As I read Dispatches by Michael Herr, there is an overwhelming sense of fear and horror. His dispatches are populated by soldiers called ‘grunts’, whose enemy was everywhere and nowhere. Their maps were blank; their names for the enemy, ‘Charlie’ or ‘VC’, told them nothing. How do you recognize them? They all wear black pajamas; they are all alien to us. They are everywhere. That’s where the paranoia began. Herr’s dispatches are disturbing because he writes from inside the nightmare, with all the tension and terror that turned these young men into killing machines. It is all the more frightening because, emptied of any concerns for justice, or ethics, or solidarity, they opened fire anywhere, everywhere. After all, who could know where or who the enemy was?
Herr’s use of brutal imagery absorbed me into his savage surroundings. From the soldier who can’t stop drooling as a result of a particularly dreadful gun battle, to the scenes of the dead, American and Vietnamese, adult and infant, on battlefields and village streets. The characters are real people in a situation that most of them neither like nor understand. They are young men who invoke the same shortcomings we all have. They are professional soldiers and act that way despite their misgivings. They push past the boundaries of fear and into the realms of heroism or insanity or death. Everyone that he introduces is individual. There are no carbon copy soldiers here. They are funny or musical or religious or delusional. I felt as though I was being introduced to people I knew throughout the book.
From time off in Saigon and Hong Kong to his time spent in a bunker during the siege of Khe Sanh, Herr covers every aspect of the war.
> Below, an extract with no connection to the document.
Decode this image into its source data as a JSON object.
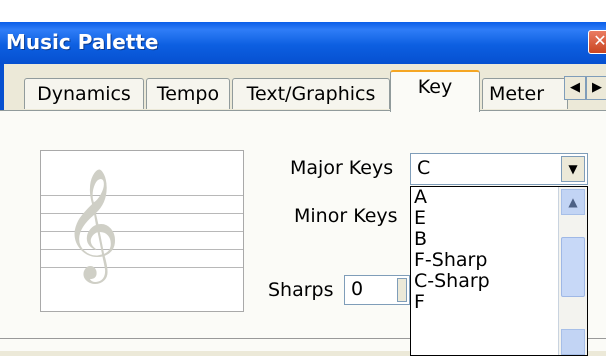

He shows how so many soldiers were so drastically affected by the war. He describes the strange, fearful moments when at night the jungle suddenly goes silent. Herr tells tales of Marines throwing themselves on top of him with incoming fire, people he has only just met minutes or hours before that are risking their lives to protect his. This book is very descriptive and one of the best examples of this is this sentence, “Every fifth round was a tracer, and when Spooky was working, everything stopped while that solid stream of violent red poured down out of the black sky.” In this sentence Herr is retelling the feelings felt by everyone as they watched the gunships flying overhead, unleashing the fury of gatling-guns that could fire thousands of rounds per minute. Not only does Herr convey the impact of such a sight; he does it in such a manner that a vivid image is formed in the reader’s mind.
One of the more disturbing and insightful quotes in the book comes when a Marine at Khe Sanh learns that his wife is pregnant, but not with his child. Herr retells with this account, “”Oh don’t worry,” Orrin said. “There’s gonna be a death in my family. Just soon’s I git home.” And then he laughed. It was a terrible laugh, very quiet and intense, and it was the thing that made everyone who heard it believe Orrin.” This quote shows how badly some soldiers were transformed during the war. A man who used to be very peaceful and calm would now snap at the slightest provocation. He would now plan the death of his wife for cheating on him. With these examples I would definitely say that one of the strengths of this book is its vivid descriptions. The other strength of this book is probably how it covers the emotional and physical aspects of the war.
Still it is difficult to reconcile Herr’s disregard for the grunts’ brutality and his apparent admiration that surfaces. Herr feeds on the death and carnage of the battlefield. It is difficult to grudge a person for their attachment to the most exciting times of their life. Herr’s is almost an addiction to the life of the thrill seeker, but as he frequently mentions, unlike the grunts, he could always take the next chopper back to an air-conditioned hotel room in Saigon, or leave altogether. (Not that an air-conditioned room in Saigon would be necessarily safer than Khe Sahn…) He describes Vietnam as a jumbled, confused, mess of a living hell.
Herr also wrote the narration for “Apocalypse Now,” so what more do you need to know? It is crucial to understand that this book is not a political or military history of the war. Instead, Herr tried to portray the “experience” of what it was like to be in Vietnam; you won’t find a handy map and glossary in the back. (If you honestly don’t know what words like di di, zip, grunt, 16, and DMZ mean, I suggest you bone up on your history.)
There are two major downfalls to this book: rambling and fiction. His writing style, disjointed and confused, makes the book a little hard to get used to. But when you do get used to it only then can you see that Herr is trying to give the reader an accurate account rather than a moral lecture. In terms of fiction the problem with writers is that they are writers. As such they are basically dishonest. This is not Vietnam as told by a soldier. This is Vietnam as told by a journalist who is “in-country” to the precise extent he cares to be and hotfoots it out of there when the going gets rough. In the beginning of the book Herr describes the horrors of night patrol by describing his own fear. He then informs the bewildered reader that this is a bit too much for him and therefore takes his journalistic eye somewhere else. The difference between a journalist and a soldier is that the soldier can’t leave when he feels like it and so he doesn’t have the luxury of drama. Unfortunately, most of this book is drama.